United Technologies' Breakup Should Unlock Value
Our sum-of-the-parts assessment surpasses our current fair value estimate.
In the wake of completing the Rockwell Collins deal, United Technologies (UTX) has announced plans to split itself into three companies: aerospace, Otis (elevators), and Carrier (building systems). Per management, the separation of Carrier and Otis should be completed sometime in 2020. The aerospace business will retain the United Technologies name and current chairman and CEO Greg Hayes will lead the company. Management didn't identify the executive teams for Carrier or Otis. Our discounted cash flow model generates a fair value of $144 per share for United Technologies, but using a sum-of-the-parts method, we arrive at $168 per share. We think there is potentially more upside for Carrier and Otis, given the significant amount of attention paid to and investment in the aerospace business over the past several years.
Using PitchBook's median 10-year enterprise value/EBIT multiples for United Technologies’ business unit peers and our projections for each unit's 2019 operating profit, we calculate an enterprise value of about $194 billion, which is nearly 50% above the current $131 billion enterprise value. Backing out debt, pensions, corporate costs, dissynergies, and other items, we arrive at a value of $168 per share. We believe United Technologies’ aerospace business has an enterprise value of $107 billion, which represents about 55% of our total enterprise value for the company. The Carrier business accounts for 27% of our sum-of-the-parts valuation ($52 billion enterprise value), and we put Otis’ enterprise value at roughly $36 billion based on peer multiples.

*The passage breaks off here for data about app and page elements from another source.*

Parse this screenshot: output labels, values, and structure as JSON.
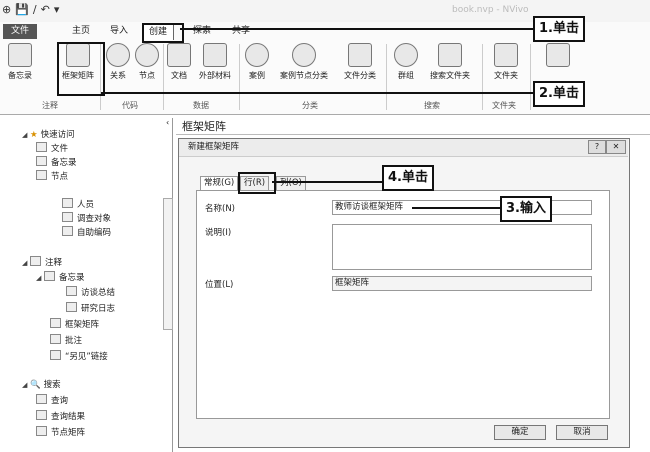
{
  "window": {
    "quick_access": [
      "⊕",
      "💾",
      "∕",
      "↶",
      "▾"
    ],
    "doc_title": "book.nvp - NVivo"
  },
  "tabs": [
    {
      "id": "file",
      "label": "文件"
    },
    {
      "id": "home",
      "label": "主页"
    },
    {
      "id": "import",
      "label": "导入"
    },
    {
      "id": "create",
      "label": "创建"
    },
    {
      "id": "explore",
      "label": "探索"
    },
    {
      "id": "share",
      "label": "共享"
    }
  ],
  "ribbon": {
    "buttons": [
      {
        "id": "memo",
        "label": "备忘录"
      },
      {
        "id": "framework-matrix",
        "label": "框架矩阵"
      },
      {
        "id": "relationship",
        "label": "关系"
      },
      {
        "id": "node",
        "label": "节点"
      },
      {
        "id": "document",
        "label": "文档"
      },
      {
        "id": "external",
        "label": "外部材料"
      },
      {
        "id": "case",
        "label": "案例"
      },
      {
        "id": "case-node-class",
        "label": "案例节点分类"
      },
      {
        "id": "file-class",
        "label": "文件分类"
      },
      {
        "id": "group",
        "label": "群组"
      },
      {
        "id": "search-folder",
        "label": "搜索文件夹"
      },
      {
        "id": "folder",
        "label": "文件夹"
      }
    ],
    "groups": [
      "注释",
      "代码",
      "数据",
      "分类",
      "搜索",
      "文件夹"
    ]
  },
  "nav": {
    "quick_access": "快速访问",
    "items_top": [
      "文件",
      "备忘录",
      "节点"
    ],
    "items_mid": [
      "人员",
      "调查对象",
      "自助编码"
    ],
    "notes": "注释",
    "memo": "备忘录",
    "memo_children": [
      "访谈总结",
      "研究日志"
    ],
    "framework": "框架矩阵",
    "annotation": "批注",
    "see_also": "“另见”链接",
    "search": "搜索",
    "search_children": [
      "查询",
      "查询结果",
      "节点矩阵"
    ]
  },
  "content": {
    "title": "框架矩阵"
  },
  "dialog": {
    "title": "新建框架矩阵",
    "help": "?",
    "close": "✕",
    "tabs": [
      "常规(G)",
      "行(R)",
      "列(O)"
    ],
    "name_label": "名称(N)",
    "name_value": "教师访谈框架矩阵",
    "desc_label": "说明(I)",
    "desc_value": "",
    "location_label": "位置(L)",
    "location_value": "框架矩阵",
    "ok": "确定",
    "cancel": "取消"
  },
  "callouts": {
    "c1": "1.单击",
    "c2": "2.单击",
    "c3": "3.输入",
    "c4": "4.单击"
  }
}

Chris Higgins does not own shares in any of the securities mentioned above. Find out about Morningstar’s editorial policies.
Transparency is how we protect the integrity of our work and keep empowering investors to achieve their goals and dreams. And we have unwavering standards for how we keep that integrity intact, from our research and data to our policies on content and your personal data.
We’d like to share more about how we work and what drives our day-to-day business.
We sell different types of products and services to both investment professionals and individual investors. These products and services are usually sold through license agreements or subscriptions. Our investment management business generates asset-based fees, which are calculated as a percentage of assets under management. We also sell both admissions and sponsorship packages for our investment conferences and advertising on our websites and newsletters.
How we use your information depends on the product and service that you use and your relationship with us. We may use it to:
To learn more about how we handle and protect your data, visit our privacy center.
Maintaining independence and editorial freedom is essential to our mission of empowering investor success. We provide a platform for our authors to report on investments fairly, accurately, and from the investor’s point of view. We also respect individual opinions––they represent the unvarnished thinking of our people and exacting analysis of our research processes. Our authors can publish views that we may or may not agree with, but they show their work, distinguish facts from opinions, and make sure their analysis is clear and in no way misleading or deceptive.
To further protect the integrity of our editorial content, we keep a strict separation between our sales teams and authors to remove any pressure or influence on our analyses and research.
Read our editorial policy to learn more about our process.